Tibialis anterior and posterior muscles function to stabilize the foot and arch in gait, and help to absorb shock and control pronatory motion of the lower ankle (subtalar) joint.
The term "shin splints" is a catch-all description of shin pain which can be from many causes. The most common causes include:
Strained or over-worked muscles in the leg.
Bone which may be bruised, inflamed or have a stress fracture.
The muscles that cause shin pain most commonly are the Tibialis anterior and posterior. Both of these muscles function to stabilize the foot and arch in gait, and help to absorb shock and control pronatory motion of the lower ankle (subtalar) joint.
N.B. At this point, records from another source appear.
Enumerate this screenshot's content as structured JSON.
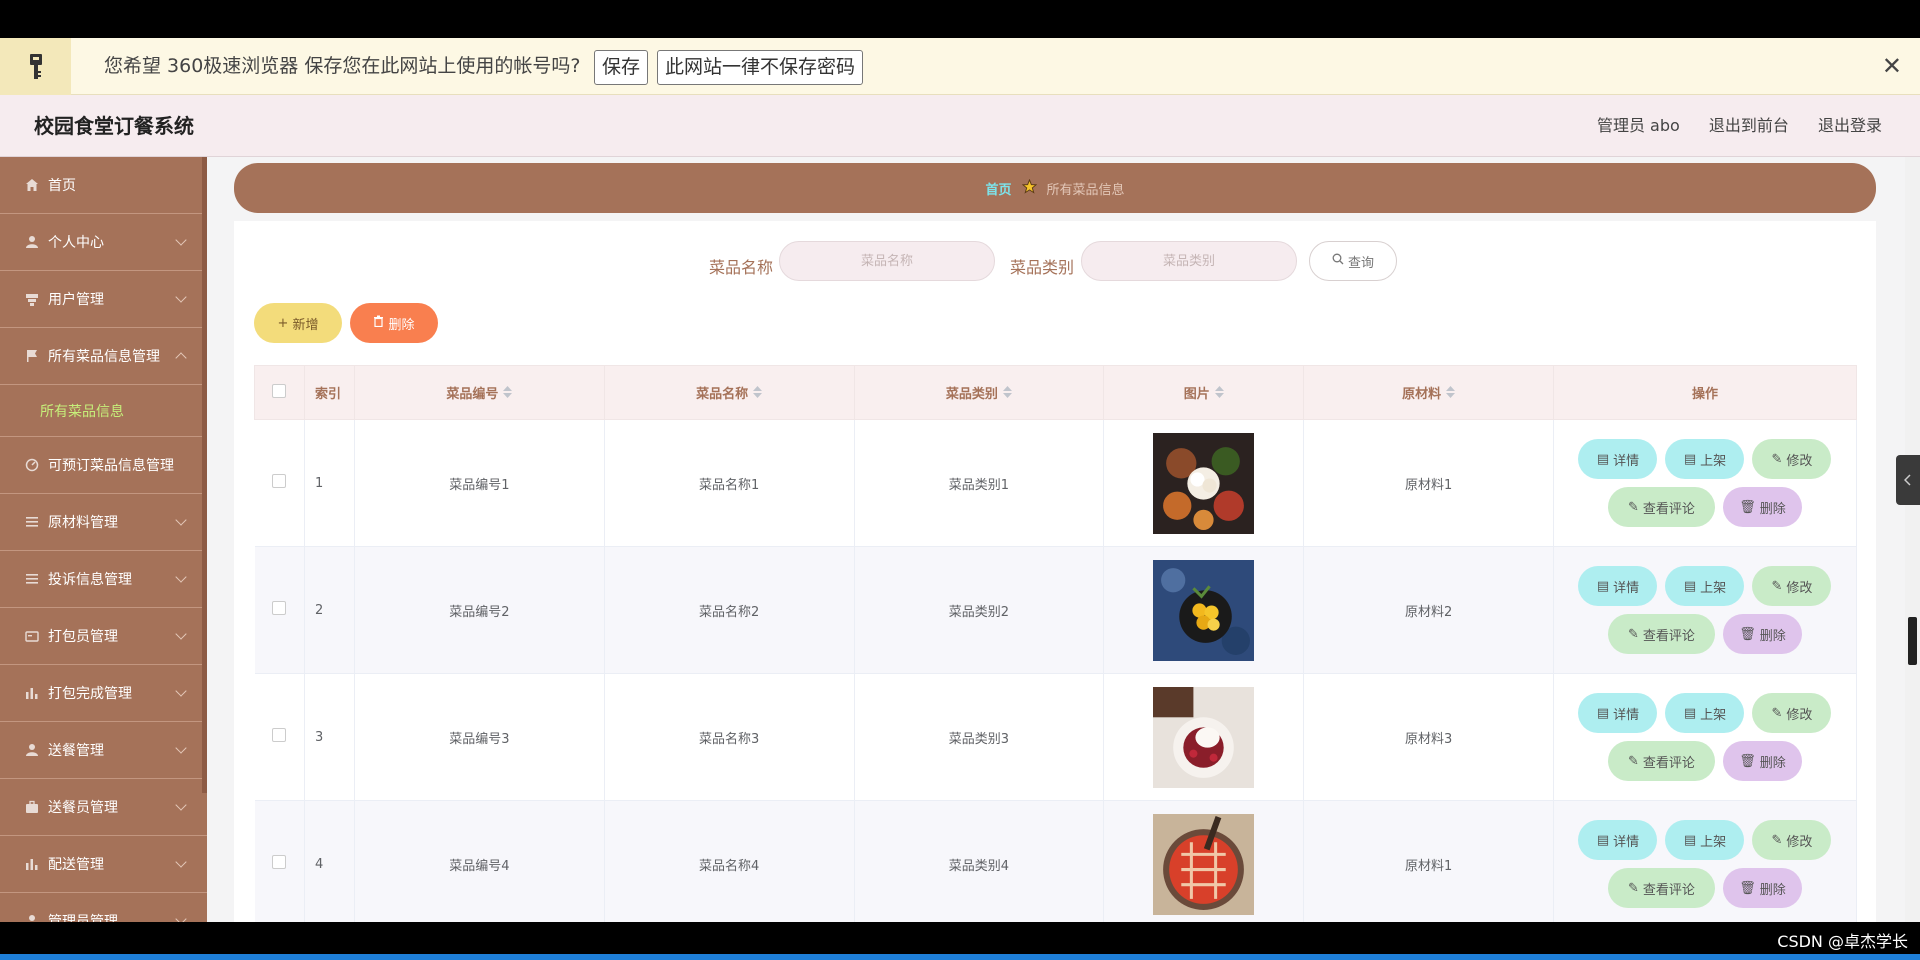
{
  "password_bar": {
    "message": "您希望 360极速浏览器 保存您在此网站上使用的帐号吗?",
    "save_label": "保存",
    "never_label": "此网站一律不保存密码",
    "close_label": "✕"
  },
  "header": {
    "app_title": "校园食堂订餐系统",
    "admin_label": "管理员 abo",
    "to_front_label": "退出到前台",
    "logout_label": "退出登录"
  },
  "sidebar": {
    "items": [
      {
        "label": "首页",
        "icon": "home-icon"
      },
      {
        "label": "个人中心",
        "icon": "user-icon"
      },
      {
        "label": "用户管理",
        "icon": "users-icon"
      },
      {
        "label": "所有菜品信息管理",
        "icon": "flag-icon",
        "expanded": true,
        "sub": "所有菜品信息"
      },
      {
        "label": "可预订菜品信息管理",
        "icon": "gauge-icon"
      },
      {
        "label": "原材料管理",
        "icon": "list-icon"
      },
      {
        "label": "投诉信息管理",
        "icon": "list-icon"
      },
      {
        "label": "打包员管理",
        "icon": "card-icon"
      },
      {
        "label": "打包完成管理",
        "icon": "bar-chart-icon"
      },
      {
        "label": "送餐管理",
        "icon": "user-icon"
      },
      {
        "label": "送餐员管理",
        "icon": "briefcase-icon"
      },
      {
        "label": "配送管理",
        "icon": "bar-chart-icon"
      },
      {
        "label": "管理员管理",
        "icon": "user-icon"
      }
    ]
  },
  "breadcrumb": {
    "home": "首页",
    "current": "所有菜品信息"
  },
  "search": {
    "name_label": "菜品名称",
    "name_placeholder": "菜品名称",
    "type_label": "菜品类别",
    "type_placeholder": "菜品类别",
    "query_label": "查询"
  },
  "actions": {
    "add_label": "新增",
    "delete_label": "删除"
  },
  "table": {
    "headers": [
      "索引",
      "菜品编号",
      "菜品名称",
      "菜品类别",
      "图片",
      "原材料",
      "操作"
    ],
    "rows": [
      {
        "index": "1",
        "code": "菜品编号1",
        "name": "菜品名称1",
        "type": "菜品类别1",
        "material": "原材料1"
      },
      {
        "index": "2",
        "code": "菜品编号2",
        "name": "菜品名称2",
        "type": "菜品类别2",
        "material": "原材料2"
      },
      {
        "index": "3",
        "code": "菜品编号3",
        "name": "菜品名称3",
        "type": "菜品类别3",
        "material": "原材料3"
      },
      {
        "index": "4",
        "code": "菜品编号4",
        "name": "菜品名称4",
        "type": "菜品类别4",
        "material": "原材料1"
      }
    ],
    "op_labels": {
      "detail": "详情",
      "shelf": "上架",
      "edit": "修改",
      "review": "查看评论",
      "delete": "删除"
    }
  },
  "watermark": "CSDN @卓杰学长",
  "colors": {
    "sidebar_bg": "#a57259",
    "accent_green": "#c6ef7a",
    "add_button": "#f3dc7b",
    "delete_button": "#f97f4f"
  }
}
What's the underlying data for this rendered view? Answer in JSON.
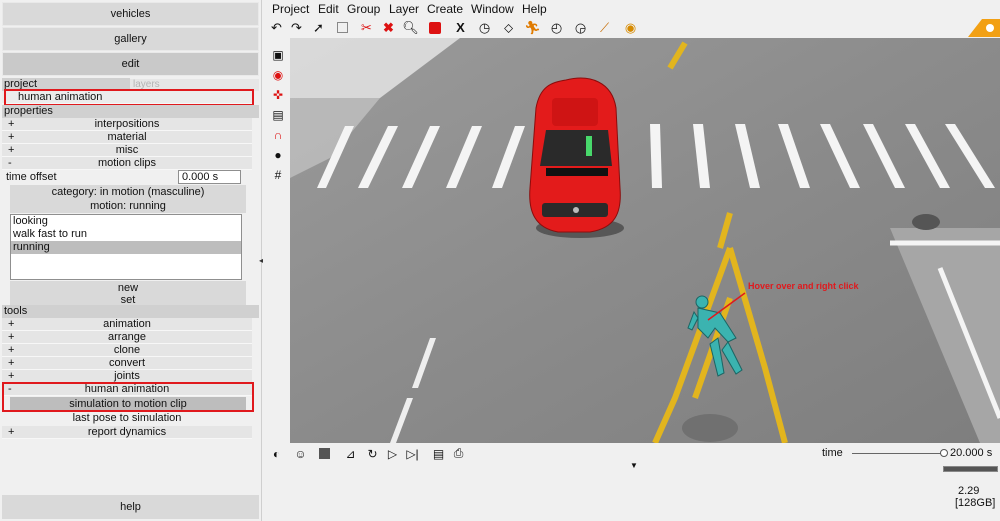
{
  "left_panel": {
    "buttons": {
      "vehicles": "vehicles",
      "gallery": "gallery",
      "edit": "edit",
      "help": "help"
    },
    "tabs": {
      "project": "project",
      "layers": "layers"
    },
    "project_item": "human animation",
    "properties": {
      "header": "properties",
      "rows": [
        {
          "sign": "+",
          "label": "interpositions"
        },
        {
          "sign": "+",
          "label": "material"
        },
        {
          "sign": "+",
          "label": "misc"
        },
        {
          "sign": "-",
          "label": "motion clips"
        }
      ],
      "time_offset_label": "time offset",
      "time_offset_value": "0.000 s",
      "category_button": "category: in motion (masculine)",
      "motion_button": "motion: running",
      "clips": [
        {
          "label": "looking",
          "selected": false
        },
        {
          "label": "walk fast to run",
          "selected": false
        },
        {
          "label": "running",
          "selected": true
        }
      ],
      "new_button": "new",
      "set_button": "set"
    },
    "tools": {
      "header": "tools",
      "rows": [
        {
          "sign": "+",
          "label": "animation"
        },
        {
          "sign": "+",
          "label": "arrange"
        },
        {
          "sign": "+",
          "label": "clone"
        },
        {
          "sign": "+",
          "label": "convert"
        },
        {
          "sign": "+",
          "label": "joints"
        },
        {
          "sign": "-",
          "label": "human animation"
        }
      ],
      "sim_to_clip_button": "simulation to motion clip",
      "last_pose_button": "last pose to simulation",
      "report_dynamics": {
        "sign": "+",
        "label": "report dynamics"
      }
    }
  },
  "menu": [
    "Project",
    "Edit",
    "Group",
    "Layer",
    "Create",
    "Window",
    "Help"
  ],
  "toolbar_icons": [
    "undo-icon",
    "redo-icon",
    "select-arrow-icon",
    "rectangle-select-icon",
    "delete-selection-icon",
    "delete-x-icon",
    "zoom-icon",
    "cube-icon",
    "axis-x-icon",
    "clock-icon",
    "road-icon",
    "run-icon",
    "speed-gauge-icon",
    "measure-icon",
    "settings-icon"
  ],
  "viewport": {
    "annotation": "Hover over and right click"
  },
  "status": {
    "time_label": "time",
    "time_value": "20.000 s",
    "progress": 1.0,
    "version": "2.29",
    "memory": "[128GB]"
  },
  "colors": {
    "highlight_box": "#e0191d",
    "car": "#e31b1b",
    "pedestrian": "#3bb3b0"
  }
}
These muscles are in the front (anterior) and back (posterior) of the leg and have tendons that insert into the foot. When these muscles are over-worked or strained, shin pain may develop. Depending on the severity of injury, pain can occur with or without activity. Pain can be in the muscle belly or the muscle attachment on the bone or in the tendon.
Activities which involve running or high impact are common causes of injury. This is because with running, 3 to 4 times ones body weight goes through the foot and leg with each stride, and the muscles are unable to meet these demands. If you have this injury, first rest and ice daily until you are pain free. Then, to avoid re-injury build up your athletic activity gradually by working out initially every other day, and not increasing the duration or intensity of the activity more than 10% per week. Despite following sensable training many atheletes will get shin splints. There are alot of factors that can contribute to shin splints and a visit to Dr. Ehrenberg can determine the nature of your problem and get you on the path to recovery.